» **What is required**:
Review the material line by line. Identify and copy every line that contains the string "номер".
--- Given data Enclosed Below ---
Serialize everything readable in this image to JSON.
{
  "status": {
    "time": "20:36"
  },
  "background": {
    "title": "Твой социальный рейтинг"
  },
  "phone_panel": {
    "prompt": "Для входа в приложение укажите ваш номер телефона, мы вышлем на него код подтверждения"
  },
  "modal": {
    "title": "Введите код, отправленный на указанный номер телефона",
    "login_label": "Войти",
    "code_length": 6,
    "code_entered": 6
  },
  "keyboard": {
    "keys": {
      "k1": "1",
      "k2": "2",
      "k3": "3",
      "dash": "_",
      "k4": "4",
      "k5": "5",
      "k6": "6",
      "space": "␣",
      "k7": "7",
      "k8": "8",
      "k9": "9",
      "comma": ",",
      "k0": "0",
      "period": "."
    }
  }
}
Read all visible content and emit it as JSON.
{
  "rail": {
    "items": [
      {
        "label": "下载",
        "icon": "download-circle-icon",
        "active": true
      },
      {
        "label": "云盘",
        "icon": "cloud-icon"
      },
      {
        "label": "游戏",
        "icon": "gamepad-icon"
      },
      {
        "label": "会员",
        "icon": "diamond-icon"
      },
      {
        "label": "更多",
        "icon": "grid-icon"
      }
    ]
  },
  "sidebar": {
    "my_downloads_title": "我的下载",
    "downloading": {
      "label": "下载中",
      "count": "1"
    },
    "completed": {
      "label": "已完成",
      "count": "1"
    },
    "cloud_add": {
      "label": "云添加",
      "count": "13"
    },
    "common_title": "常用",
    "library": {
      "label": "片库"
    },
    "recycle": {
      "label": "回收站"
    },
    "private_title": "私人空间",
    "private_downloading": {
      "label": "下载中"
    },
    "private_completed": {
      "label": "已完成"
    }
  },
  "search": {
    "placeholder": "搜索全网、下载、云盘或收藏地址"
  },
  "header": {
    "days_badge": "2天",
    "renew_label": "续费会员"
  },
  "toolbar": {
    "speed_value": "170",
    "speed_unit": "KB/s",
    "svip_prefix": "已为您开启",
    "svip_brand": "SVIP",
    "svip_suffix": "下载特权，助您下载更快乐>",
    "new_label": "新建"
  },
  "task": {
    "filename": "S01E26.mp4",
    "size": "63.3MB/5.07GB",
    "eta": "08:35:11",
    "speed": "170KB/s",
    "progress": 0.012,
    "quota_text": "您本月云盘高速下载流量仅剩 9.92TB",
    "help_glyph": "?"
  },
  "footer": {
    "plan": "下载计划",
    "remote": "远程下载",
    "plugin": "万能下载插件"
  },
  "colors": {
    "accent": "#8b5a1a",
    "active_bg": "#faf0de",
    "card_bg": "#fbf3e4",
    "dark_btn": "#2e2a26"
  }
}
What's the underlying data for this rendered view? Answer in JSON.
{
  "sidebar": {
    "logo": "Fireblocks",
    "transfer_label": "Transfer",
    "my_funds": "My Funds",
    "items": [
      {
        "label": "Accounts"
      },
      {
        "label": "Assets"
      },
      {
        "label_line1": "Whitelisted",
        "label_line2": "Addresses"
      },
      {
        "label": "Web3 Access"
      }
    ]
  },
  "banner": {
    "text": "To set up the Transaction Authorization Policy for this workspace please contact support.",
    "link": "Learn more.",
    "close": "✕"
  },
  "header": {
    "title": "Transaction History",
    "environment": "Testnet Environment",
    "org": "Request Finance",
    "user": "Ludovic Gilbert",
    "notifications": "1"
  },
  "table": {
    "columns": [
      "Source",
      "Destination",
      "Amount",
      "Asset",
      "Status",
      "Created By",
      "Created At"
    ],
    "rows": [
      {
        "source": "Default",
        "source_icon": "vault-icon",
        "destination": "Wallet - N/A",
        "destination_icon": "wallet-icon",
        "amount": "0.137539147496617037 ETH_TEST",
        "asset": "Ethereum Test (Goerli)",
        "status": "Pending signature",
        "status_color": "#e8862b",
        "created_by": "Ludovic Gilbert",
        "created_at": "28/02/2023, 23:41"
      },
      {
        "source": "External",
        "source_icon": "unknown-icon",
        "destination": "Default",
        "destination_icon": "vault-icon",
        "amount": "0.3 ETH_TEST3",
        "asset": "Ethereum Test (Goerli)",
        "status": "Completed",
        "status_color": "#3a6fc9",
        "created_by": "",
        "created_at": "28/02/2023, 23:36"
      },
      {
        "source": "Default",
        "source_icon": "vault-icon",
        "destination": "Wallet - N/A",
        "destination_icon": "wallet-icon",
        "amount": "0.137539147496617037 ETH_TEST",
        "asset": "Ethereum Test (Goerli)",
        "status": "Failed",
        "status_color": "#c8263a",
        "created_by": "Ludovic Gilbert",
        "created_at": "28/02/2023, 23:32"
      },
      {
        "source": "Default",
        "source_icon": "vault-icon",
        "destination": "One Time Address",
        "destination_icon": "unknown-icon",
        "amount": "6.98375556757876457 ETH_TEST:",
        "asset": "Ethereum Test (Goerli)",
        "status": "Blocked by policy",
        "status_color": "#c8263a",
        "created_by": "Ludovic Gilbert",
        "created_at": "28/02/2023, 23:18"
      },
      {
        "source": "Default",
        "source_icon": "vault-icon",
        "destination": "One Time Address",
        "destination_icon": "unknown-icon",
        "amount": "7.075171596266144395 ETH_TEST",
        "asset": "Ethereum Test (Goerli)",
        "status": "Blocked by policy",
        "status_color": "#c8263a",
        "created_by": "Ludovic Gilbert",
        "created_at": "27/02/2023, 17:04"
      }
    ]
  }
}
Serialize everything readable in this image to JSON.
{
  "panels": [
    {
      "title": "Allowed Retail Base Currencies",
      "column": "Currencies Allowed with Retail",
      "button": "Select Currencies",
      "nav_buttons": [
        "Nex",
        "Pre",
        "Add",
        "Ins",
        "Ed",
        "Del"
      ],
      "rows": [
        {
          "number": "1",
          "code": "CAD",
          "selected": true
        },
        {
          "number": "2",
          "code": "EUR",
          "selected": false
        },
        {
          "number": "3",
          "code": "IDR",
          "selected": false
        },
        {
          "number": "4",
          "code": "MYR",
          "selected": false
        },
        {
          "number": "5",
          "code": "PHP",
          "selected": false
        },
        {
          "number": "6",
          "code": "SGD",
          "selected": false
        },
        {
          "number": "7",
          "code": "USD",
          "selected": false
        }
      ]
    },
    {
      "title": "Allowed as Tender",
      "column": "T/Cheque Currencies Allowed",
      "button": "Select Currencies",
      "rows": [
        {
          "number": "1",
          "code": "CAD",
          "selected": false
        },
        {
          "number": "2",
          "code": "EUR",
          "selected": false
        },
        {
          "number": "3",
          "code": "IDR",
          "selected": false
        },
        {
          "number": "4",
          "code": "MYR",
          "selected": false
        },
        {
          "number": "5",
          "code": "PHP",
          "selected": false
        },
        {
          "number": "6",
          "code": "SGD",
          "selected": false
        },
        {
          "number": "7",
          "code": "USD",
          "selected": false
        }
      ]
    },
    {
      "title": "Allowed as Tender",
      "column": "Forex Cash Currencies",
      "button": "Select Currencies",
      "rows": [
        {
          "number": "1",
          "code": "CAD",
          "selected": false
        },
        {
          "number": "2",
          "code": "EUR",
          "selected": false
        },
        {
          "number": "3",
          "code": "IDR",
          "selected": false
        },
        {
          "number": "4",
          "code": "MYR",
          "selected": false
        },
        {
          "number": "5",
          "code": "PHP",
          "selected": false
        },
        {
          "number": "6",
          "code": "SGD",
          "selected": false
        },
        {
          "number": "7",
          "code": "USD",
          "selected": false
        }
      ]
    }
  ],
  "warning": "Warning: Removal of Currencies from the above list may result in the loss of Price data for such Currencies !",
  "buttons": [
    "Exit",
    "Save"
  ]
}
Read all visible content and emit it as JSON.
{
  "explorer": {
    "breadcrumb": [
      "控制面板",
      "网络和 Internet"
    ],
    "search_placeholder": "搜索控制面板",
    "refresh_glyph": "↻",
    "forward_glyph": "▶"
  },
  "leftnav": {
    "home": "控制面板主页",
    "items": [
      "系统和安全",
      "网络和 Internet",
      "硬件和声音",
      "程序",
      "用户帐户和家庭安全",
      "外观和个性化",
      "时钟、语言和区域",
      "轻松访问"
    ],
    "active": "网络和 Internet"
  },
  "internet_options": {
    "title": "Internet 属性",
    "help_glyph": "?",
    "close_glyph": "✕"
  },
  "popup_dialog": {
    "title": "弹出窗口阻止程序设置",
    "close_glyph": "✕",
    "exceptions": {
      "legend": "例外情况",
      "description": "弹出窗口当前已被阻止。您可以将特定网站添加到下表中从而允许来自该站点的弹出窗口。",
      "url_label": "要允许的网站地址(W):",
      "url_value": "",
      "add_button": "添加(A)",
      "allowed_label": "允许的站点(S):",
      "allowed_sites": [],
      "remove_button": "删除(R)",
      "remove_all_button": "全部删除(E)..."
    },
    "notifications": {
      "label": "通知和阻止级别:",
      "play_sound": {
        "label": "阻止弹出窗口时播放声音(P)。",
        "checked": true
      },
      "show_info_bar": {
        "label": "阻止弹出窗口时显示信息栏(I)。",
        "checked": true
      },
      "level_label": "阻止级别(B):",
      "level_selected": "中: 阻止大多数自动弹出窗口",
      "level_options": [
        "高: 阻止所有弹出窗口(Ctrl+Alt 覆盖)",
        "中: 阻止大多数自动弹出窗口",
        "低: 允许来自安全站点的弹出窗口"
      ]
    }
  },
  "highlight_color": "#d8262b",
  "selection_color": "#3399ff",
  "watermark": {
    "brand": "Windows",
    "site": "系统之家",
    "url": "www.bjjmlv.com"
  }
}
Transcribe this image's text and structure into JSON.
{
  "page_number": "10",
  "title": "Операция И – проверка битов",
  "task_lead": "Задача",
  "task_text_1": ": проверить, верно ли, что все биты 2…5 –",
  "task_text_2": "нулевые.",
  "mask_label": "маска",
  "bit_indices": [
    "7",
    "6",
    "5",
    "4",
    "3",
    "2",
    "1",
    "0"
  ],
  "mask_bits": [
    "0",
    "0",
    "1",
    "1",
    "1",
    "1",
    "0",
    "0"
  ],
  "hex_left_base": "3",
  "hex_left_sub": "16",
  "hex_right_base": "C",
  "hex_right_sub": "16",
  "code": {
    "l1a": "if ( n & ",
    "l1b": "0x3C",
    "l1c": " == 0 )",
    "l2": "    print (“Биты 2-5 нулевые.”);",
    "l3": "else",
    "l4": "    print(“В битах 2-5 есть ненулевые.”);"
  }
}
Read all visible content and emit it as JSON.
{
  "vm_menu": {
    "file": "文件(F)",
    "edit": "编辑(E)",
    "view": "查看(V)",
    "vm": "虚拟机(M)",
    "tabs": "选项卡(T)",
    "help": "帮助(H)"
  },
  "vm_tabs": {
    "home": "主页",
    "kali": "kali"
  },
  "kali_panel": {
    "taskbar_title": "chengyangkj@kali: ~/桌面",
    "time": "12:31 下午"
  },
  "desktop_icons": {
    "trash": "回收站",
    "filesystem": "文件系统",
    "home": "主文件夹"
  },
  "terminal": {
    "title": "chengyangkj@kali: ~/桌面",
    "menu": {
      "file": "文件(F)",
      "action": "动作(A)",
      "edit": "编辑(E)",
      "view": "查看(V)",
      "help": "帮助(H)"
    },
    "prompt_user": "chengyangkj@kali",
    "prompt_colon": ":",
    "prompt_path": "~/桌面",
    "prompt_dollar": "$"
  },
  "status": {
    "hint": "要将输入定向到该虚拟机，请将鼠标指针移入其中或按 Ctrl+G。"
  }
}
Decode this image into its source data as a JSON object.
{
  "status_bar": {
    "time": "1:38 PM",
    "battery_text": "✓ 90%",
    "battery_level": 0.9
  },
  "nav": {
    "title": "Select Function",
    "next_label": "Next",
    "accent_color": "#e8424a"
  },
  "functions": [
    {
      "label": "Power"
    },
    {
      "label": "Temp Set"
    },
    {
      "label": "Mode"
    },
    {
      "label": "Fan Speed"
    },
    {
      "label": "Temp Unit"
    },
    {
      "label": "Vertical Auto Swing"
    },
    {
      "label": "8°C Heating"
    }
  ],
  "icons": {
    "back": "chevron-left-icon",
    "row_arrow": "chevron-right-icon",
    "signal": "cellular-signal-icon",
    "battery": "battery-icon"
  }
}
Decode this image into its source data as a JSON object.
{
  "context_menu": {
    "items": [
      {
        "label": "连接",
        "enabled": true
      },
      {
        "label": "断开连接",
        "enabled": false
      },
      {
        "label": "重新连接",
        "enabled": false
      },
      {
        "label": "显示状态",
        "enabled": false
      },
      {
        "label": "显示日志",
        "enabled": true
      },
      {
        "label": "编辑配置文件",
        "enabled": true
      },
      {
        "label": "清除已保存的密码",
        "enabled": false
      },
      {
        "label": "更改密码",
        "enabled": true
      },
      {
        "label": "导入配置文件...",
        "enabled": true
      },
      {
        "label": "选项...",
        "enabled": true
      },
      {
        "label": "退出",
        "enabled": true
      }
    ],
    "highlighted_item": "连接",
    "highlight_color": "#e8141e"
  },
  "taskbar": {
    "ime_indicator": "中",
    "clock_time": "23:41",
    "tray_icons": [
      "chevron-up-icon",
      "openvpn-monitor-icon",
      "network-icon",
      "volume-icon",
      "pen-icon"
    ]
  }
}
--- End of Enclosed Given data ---
» **Your response**:
    "prompt": "Для входа в приложение укажите ваш номер телефона, мы вышлем на него код подтверждения"
    "title": "Введите код, отправленный на указанный номер телефона",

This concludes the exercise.